(WORK ORDER):
An exact copy of every record, with no pictures, please.

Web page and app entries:
------
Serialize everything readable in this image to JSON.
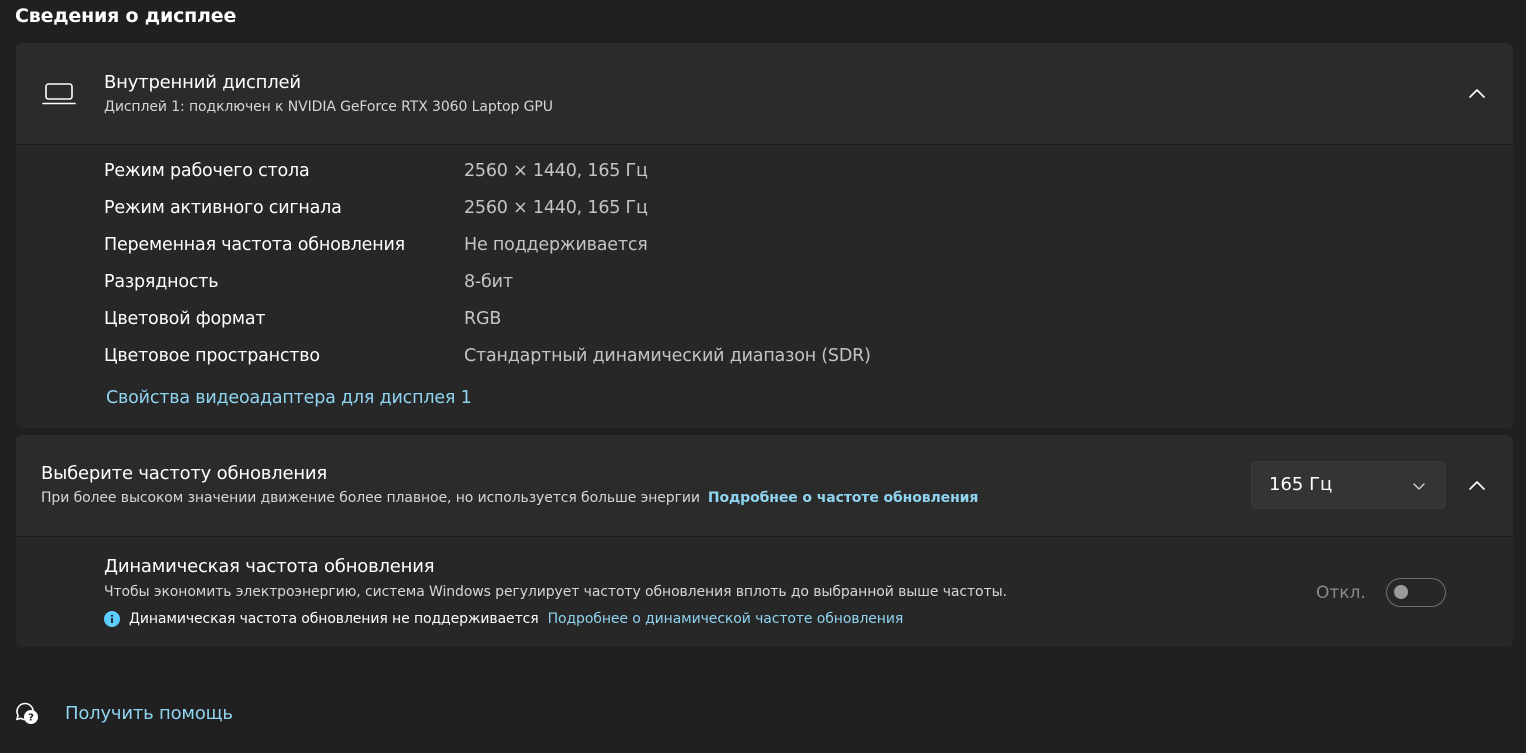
{
  "page_title": "Сведения о дисплее",
  "display": {
    "title": "Внутренний дисплей",
    "subtitle": "Дисплей 1: подключен к NVIDIA GeForce RTX 3060 Laptop GPU",
    "icon": "laptop-icon",
    "properties": [
      {
        "label": "Режим рабочего стола",
        "value": "2560 × 1440, 165 Гц"
      },
      {
        "label": "Режим активного сигнала",
        "value": "2560 × 1440, 165 Гц"
      },
      {
        "label": "Переменная частота обновления",
        "value": "Не поддерживается"
      },
      {
        "label": "Разрядность",
        "value": "8-бит"
      },
      {
        "label": "Цветовой формат",
        "value": "RGB"
      },
      {
        "label": "Цветовое пространство",
        "value": "Стандартный динамический диапазон (SDR)"
      }
    ],
    "adapter_link": "Свойства видеоадаптера для дисплея 1"
  },
  "refresh": {
    "title": "Выберите частоту обновления",
    "description": "При более высоком значении движение более плавное, но используется больше энергии",
    "learn_more": "Подробнее о частоте обновления",
    "selected_rate": "165 Гц",
    "dynamic": {
      "title": "Динамическая частота обновления",
      "description": "Чтобы экономить электроэнергию, система Windows регулирует частоту обновления вплоть до выбранной выше частоты.",
      "note": "Динамическая частота обновления не поддерживается",
      "note_link": "Подробнее о динамической частоте обновления",
      "toggle_label": "Откл.",
      "toggle_on": false
    }
  },
  "help": {
    "label": "Получить помощь",
    "icon": "help-chat-icon"
  },
  "colors": {
    "background": "#202020",
    "card": "#272727",
    "link": "#8fd4f0",
    "info_icon": "#60cdff"
  }
}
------
(EXPECTED OUTPUT):
Serialize everything readable in this image to JSON.
{
  "page_title": "Сведения о дисплее",
  "display": {
    "title": "Внутренний дисплей",
    "subtitle": "Дисплей 1: подключен к NVIDIA GeForce RTX 3060 Laptop GPU",
    "icon": "laptop-icon",
    "properties": [
      {
        "label": "Режим рабочего стола",
        "value": "2560 × 1440, 165 Гц"
      },
      {
        "label": "Режим активного сигнала",
        "value": "2560 × 1440, 165 Гц"
      },
      {
        "label": "Переменная частота обновления",
        "value": "Не поддерживается"
      },
      {
        "label": "Разрядность",
        "value": "8-бит"
      },
      {
        "label": "Цветовой формат",
        "value": "RGB"
      },
      {
        "label": "Цветовое пространство",
        "value": "Стандартный динамический диапазон (SDR)"
      }
    ],
    "adapter_link": "Свойства видеоадаптера для дисплея 1"
  },
  "refresh": {
    "title": "Выберите частоту обновления",
    "description": "При более высоком значении движение более плавное, но используется больше энергии",
    "learn_more": "Подробнее о частоте обновления",
    "selected_rate": "165 Гц",
    "dynamic": {
      "title": "Динамическая частота обновления",
      "description": "Чтобы экономить электроэнергию, система Windows регулирует частоту обновления вплоть до выбранной выше частоты.",
      "note": "Динамическая частота обновления не поддерживается",
      "note_link": "Подробнее о динамической частоте обновления",
      "toggle_label": "Откл.",
      "toggle_on": false
    }
  },
  "help": {
    "label": "Получить помощь",
    "icon": "help-chat-icon"
  },
  "colors": {
    "background": "#202020",
    "card": "#272727",
    "link": "#8fd4f0",
    "info_icon": "#60cdff"
  }
}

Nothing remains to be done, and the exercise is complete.